TAIPEI (Taiwan News) — Three vice presidential hopefuls received their only chance so far to present their views live on television on Friday (Dec. 20), sparring over China, the economy, and nuclear energy.
Ex-Premier William Lai (賴清德), the running mate of President Tsai Ing-wen (蔡英文) of the Democratic Progressive Party (DPP), ex-Premier Simon Chang (張善政), who is running on the Kuomintang (KMT) ticket with Kaohsiung City Mayor Han Kuo-yu (韓國瑜), and former advertising executive Sandra Yu (余湘), the running mate of People First Party (PFP) Chairman James Soong (宋楚瑜), were each given three segments of 10 minutes to present their policies or attack their rivals'.
After drawing lots, Chang was the first one to speak. He presented a package of 10 economic policies for a digital society along with a proposed digital innovation committee to be operated directly under the Cabinet.

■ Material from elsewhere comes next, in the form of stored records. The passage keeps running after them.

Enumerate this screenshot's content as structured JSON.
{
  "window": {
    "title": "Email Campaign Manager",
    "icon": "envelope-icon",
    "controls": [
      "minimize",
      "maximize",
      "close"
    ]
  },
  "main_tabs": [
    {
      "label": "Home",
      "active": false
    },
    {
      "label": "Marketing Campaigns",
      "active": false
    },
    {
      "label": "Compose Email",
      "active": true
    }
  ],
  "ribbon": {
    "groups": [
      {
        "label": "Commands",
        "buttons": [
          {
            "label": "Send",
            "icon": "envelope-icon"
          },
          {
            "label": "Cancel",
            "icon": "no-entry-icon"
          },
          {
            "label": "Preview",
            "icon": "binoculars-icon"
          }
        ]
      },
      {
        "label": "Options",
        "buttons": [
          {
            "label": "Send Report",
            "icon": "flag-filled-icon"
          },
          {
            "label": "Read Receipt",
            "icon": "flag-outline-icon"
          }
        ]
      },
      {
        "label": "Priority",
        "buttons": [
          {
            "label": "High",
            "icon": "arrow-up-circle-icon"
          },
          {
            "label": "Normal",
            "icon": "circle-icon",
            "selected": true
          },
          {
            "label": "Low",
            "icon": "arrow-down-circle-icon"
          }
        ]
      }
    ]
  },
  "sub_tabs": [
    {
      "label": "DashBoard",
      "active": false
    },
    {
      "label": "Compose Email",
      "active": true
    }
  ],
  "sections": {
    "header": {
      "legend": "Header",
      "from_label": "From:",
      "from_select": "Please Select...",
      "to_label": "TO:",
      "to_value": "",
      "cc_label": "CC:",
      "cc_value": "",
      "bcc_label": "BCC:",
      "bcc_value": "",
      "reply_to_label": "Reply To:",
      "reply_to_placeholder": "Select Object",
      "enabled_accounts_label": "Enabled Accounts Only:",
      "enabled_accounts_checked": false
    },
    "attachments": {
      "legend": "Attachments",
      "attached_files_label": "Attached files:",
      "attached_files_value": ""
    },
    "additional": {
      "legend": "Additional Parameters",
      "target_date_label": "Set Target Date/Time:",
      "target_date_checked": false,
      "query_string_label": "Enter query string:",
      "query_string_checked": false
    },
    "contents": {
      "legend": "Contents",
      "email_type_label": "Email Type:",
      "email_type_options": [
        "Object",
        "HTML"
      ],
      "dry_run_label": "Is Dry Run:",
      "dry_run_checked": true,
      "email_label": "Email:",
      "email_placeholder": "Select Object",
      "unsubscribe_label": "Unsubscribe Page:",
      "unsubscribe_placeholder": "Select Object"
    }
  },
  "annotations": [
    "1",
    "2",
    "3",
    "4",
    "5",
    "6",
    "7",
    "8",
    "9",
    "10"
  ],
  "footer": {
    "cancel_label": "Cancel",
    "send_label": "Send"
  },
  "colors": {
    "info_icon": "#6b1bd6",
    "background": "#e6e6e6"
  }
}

In his first round, Lai insisted that the future of Taiwan was up to the island’s people to determine. He said that DPP stood for “democracy, peace, and prosperity” and warned against China, which he described as the “Asia Pacific troublemaker.”

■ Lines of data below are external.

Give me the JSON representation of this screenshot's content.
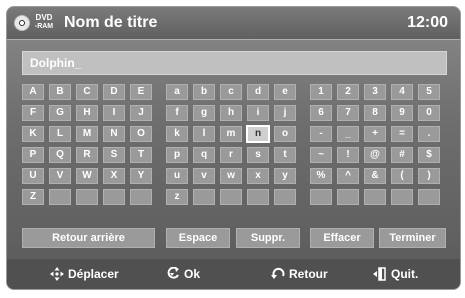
{
  "header": {
    "disc_type_top": "DVD",
    "disc_type_bottom": "-RAM",
    "title": "Nom de titre",
    "clock": "12:00"
  },
  "name_field": {
    "value": "Dolphin_"
  },
  "keyboard": {
    "rows": [
      [
        "A",
        "B",
        "C",
        "D",
        "E",
        "a",
        "b",
        "c",
        "d",
        "e",
        "1",
        "2",
        "3",
        "4",
        "5"
      ],
      [
        "F",
        "G",
        "H",
        "I",
        "J",
        "f",
        "g",
        "h",
        "i",
        "j",
        "6",
        "7",
        "8",
        "9",
        "0"
      ],
      [
        "K",
        "L",
        "M",
        "N",
        "O",
        "k",
        "l",
        "m",
        "n",
        "o",
        "-",
        "_",
        "+",
        "=",
        "."
      ],
      [
        "P",
        "Q",
        "R",
        "S",
        "T",
        "p",
        "q",
        "r",
        "s",
        "t",
        "~",
        "!",
        "@",
        "#",
        "$"
      ],
      [
        "U",
        "V",
        "W",
        "X",
        "Y",
        "u",
        "v",
        "w",
        "x",
        "y",
        "%",
        "^",
        "&",
        "(",
        ")"
      ],
      [
        "Z",
        "",
        "",
        "",
        "",
        "z",
        "",
        "",
        "",
        "",
        "",
        "",
        "",
        "",
        ""
      ]
    ],
    "selected_key": "n"
  },
  "function_keys": {
    "backspace": "Retour arrière",
    "space": "Espace",
    "delete": "Suppr.",
    "clear": "Effacer",
    "finish": "Terminer"
  },
  "footer": {
    "move": "Déplacer",
    "ok": "Ok",
    "back": "Retour",
    "quit": "Quit."
  },
  "icons": {
    "move": "move-arrows-icon",
    "ok": "enter-icon",
    "back": "return-arrow-icon",
    "quit": "exit-door-icon",
    "disc": "disc-icon"
  }
}
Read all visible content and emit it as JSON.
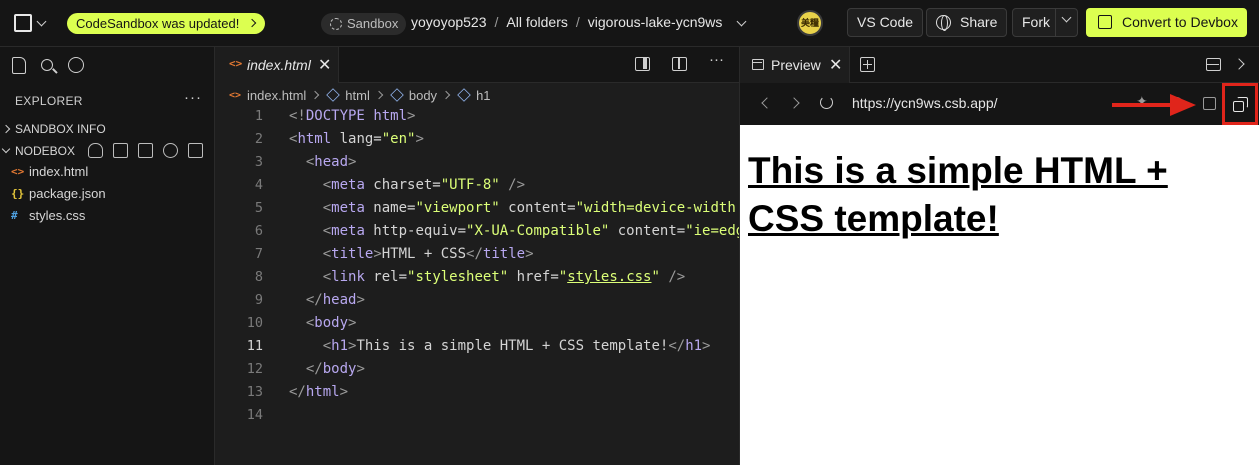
{
  "topbar": {
    "update_label": "CodeSandbox was updated!",
    "sandbox_label": "Sandbox",
    "crumbs": [
      "yoyoyop523",
      "All folders",
      "vigorous-lake-ycn9ws"
    ],
    "crumb_sep": "/",
    "avatar_text": "美糧",
    "vscode_label": "VS Code",
    "share_label": "Share",
    "fork_label": "Fork",
    "devbox_label": "Convert to Devbox",
    "accent_color": "#dcff50"
  },
  "sidebar": {
    "explorer_label": "EXPLORER",
    "sections": [
      {
        "label": "SANDBOX INFO",
        "expanded": false
      },
      {
        "label": "NODEBOX",
        "expanded": true
      }
    ],
    "files": [
      {
        "name": "index.html",
        "icon": "<>",
        "icon_color": "#e37933"
      },
      {
        "name": "package.json",
        "icon": "{}",
        "icon_color": "#e5c73b"
      },
      {
        "name": "styles.css",
        "icon": "#",
        "icon_color": "#4fa0e0"
      }
    ]
  },
  "editor": {
    "tab_label": "index.html",
    "tab_icon": "<>",
    "breadcrumb": [
      "index.html",
      "html",
      "body",
      "h1"
    ],
    "active_line": 11,
    "lines": [
      [
        [
          "pn",
          "<!"
        ],
        [
          "tg",
          "DOCTYPE"
        ],
        [
          "at",
          " "
        ],
        [
          "tg",
          "html"
        ],
        [
          "pn",
          ">"
        ]
      ],
      [
        [
          "pn",
          "<"
        ],
        [
          "tg",
          "html"
        ],
        [
          "at",
          " lang="
        ],
        [
          "st",
          "\"en\""
        ],
        [
          "pn",
          ">"
        ]
      ],
      [
        [
          "at",
          "  "
        ],
        [
          "pn",
          "<"
        ],
        [
          "tg",
          "head"
        ],
        [
          "pn",
          ">"
        ]
      ],
      [
        [
          "at",
          "    "
        ],
        [
          "pn",
          "<"
        ],
        [
          "tg",
          "meta"
        ],
        [
          "at",
          " charset="
        ],
        [
          "st",
          "\"UTF-8\""
        ],
        [
          "pn",
          " />"
        ]
      ],
      [
        [
          "at",
          "    "
        ],
        [
          "pn",
          "<"
        ],
        [
          "tg",
          "meta"
        ],
        [
          "at",
          " name="
        ],
        [
          "st",
          "\"viewport\""
        ],
        [
          "at",
          " content="
        ],
        [
          "st",
          "\"width=device-width"
        ]
      ],
      [
        [
          "at",
          "    "
        ],
        [
          "pn",
          "<"
        ],
        [
          "tg",
          "meta"
        ],
        [
          "at",
          " http-equiv="
        ],
        [
          "st",
          "\"X-UA-Compatible\""
        ],
        [
          "at",
          " content="
        ],
        [
          "st",
          "\"ie=edge"
        ]
      ],
      [
        [
          "at",
          "    "
        ],
        [
          "pn",
          "<"
        ],
        [
          "tg",
          "title"
        ],
        [
          "pn",
          ">"
        ],
        [
          "at",
          "HTML + CSS"
        ],
        [
          "pn",
          "</"
        ],
        [
          "tg",
          "title"
        ],
        [
          "pn",
          ">"
        ]
      ],
      [
        [
          "at",
          "    "
        ],
        [
          "pn",
          "<"
        ],
        [
          "tg",
          "link"
        ],
        [
          "at",
          " rel="
        ],
        [
          "st",
          "\"stylesheet\""
        ],
        [
          "at",
          " href="
        ],
        [
          "st",
          "\""
        ],
        [
          "stu",
          "styles.css"
        ],
        [
          "st",
          "\""
        ],
        [
          "pn",
          " />"
        ]
      ],
      [
        [
          "at",
          "  "
        ],
        [
          "pn",
          "</"
        ],
        [
          "tg",
          "head"
        ],
        [
          "pn",
          ">"
        ]
      ],
      [
        [
          "at",
          "  "
        ],
        [
          "pn",
          "<"
        ],
        [
          "tg",
          "body"
        ],
        [
          "pn",
          ">"
        ]
      ],
      [
        [
          "at",
          "    "
        ],
        [
          "pn",
          "<"
        ],
        [
          "tg",
          "h1"
        ],
        [
          "pn",
          ">"
        ],
        [
          "at",
          "This is a simple HTML + CSS template!"
        ],
        [
          "pn",
          "</"
        ],
        [
          "tg",
          "h1"
        ],
        [
          "pn",
          ">"
        ]
      ],
      [
        [
          "at",
          "  "
        ],
        [
          "pn",
          "</"
        ],
        [
          "tg",
          "body"
        ],
        [
          "pn",
          ">"
        ]
      ],
      [
        [
          "pn",
          "</"
        ],
        [
          "tg",
          "html"
        ],
        [
          "pn",
          ">"
        ]
      ],
      []
    ]
  },
  "preview": {
    "tab_label": "Preview",
    "url": "https://ycn9ws.csb.app/",
    "heading": "This is a simple HTML + CSS template!",
    "annotation_color": "#e0251b"
  }
}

Chang and Lai later also expressed diverging views on nuclear energy, with the latter supporting the government’s plan to turn Taiwan into a nuclear-free homeland by 2025 at the latest.
Yu, the only non-politician in the race, emphasized her own credentials as the manager of a listed company. She called on the government to suspend the review of an anti-infiltration bill designed to stop Chinese interference.
The three presidential candidates held their first TV presentations on Dec. 18. Two other rounds are scheduled for Dec. 25 and 27, but only one real debate featuring interaction between contenders and questioning by journalists is being organized, slated for Sunday, Dec. 29.